[The data — start]
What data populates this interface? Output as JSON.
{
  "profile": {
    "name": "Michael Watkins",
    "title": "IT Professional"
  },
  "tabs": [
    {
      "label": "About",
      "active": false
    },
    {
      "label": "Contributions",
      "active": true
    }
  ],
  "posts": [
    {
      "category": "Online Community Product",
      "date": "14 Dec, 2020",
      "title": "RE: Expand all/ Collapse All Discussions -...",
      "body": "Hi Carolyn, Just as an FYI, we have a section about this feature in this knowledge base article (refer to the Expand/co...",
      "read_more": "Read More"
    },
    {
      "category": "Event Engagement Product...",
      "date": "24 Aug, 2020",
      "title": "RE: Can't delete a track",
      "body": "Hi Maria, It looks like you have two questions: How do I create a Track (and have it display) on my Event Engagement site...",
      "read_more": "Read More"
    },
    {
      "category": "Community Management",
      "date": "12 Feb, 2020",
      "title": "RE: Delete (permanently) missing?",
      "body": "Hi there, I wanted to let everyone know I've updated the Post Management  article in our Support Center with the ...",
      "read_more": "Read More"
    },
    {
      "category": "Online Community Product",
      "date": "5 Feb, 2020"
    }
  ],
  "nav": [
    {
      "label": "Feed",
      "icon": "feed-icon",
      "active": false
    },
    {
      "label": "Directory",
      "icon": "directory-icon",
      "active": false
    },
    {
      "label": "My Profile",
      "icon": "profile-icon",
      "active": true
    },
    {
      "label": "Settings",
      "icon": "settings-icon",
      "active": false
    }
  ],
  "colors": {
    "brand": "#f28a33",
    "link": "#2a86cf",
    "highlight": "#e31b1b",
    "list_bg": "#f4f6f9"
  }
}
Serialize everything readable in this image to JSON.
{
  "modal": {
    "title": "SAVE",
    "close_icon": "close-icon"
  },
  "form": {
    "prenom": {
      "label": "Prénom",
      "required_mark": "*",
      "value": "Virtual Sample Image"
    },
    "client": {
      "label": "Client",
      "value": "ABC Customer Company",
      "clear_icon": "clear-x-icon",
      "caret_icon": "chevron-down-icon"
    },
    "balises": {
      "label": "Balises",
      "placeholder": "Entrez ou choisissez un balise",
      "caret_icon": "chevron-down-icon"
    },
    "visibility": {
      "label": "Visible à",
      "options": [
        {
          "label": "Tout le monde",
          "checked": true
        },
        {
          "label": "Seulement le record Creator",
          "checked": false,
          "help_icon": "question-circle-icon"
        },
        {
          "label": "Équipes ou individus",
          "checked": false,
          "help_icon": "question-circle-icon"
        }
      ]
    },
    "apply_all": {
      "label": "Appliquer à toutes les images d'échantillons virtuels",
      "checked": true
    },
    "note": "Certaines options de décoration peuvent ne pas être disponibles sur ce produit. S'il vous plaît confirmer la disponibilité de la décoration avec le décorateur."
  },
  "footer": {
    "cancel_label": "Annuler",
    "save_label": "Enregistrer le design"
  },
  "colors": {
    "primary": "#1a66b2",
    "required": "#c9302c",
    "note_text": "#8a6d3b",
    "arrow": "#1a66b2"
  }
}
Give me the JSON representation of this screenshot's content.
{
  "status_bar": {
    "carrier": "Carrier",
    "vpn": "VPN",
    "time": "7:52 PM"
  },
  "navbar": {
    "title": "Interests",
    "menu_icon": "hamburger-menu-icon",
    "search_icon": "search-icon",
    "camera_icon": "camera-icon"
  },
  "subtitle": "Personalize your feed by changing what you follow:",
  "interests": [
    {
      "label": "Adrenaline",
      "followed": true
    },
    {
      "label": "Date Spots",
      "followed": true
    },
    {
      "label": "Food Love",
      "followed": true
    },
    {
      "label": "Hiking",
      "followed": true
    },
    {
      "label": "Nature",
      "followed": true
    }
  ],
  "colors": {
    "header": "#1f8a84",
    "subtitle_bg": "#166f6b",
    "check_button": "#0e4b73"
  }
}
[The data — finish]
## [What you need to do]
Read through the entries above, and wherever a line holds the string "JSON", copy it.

## [Response]
What data populates this interface? Output as JSON.
Serialize everything readable in this image to JSON.
Give me the JSON representation of this screenshot's content.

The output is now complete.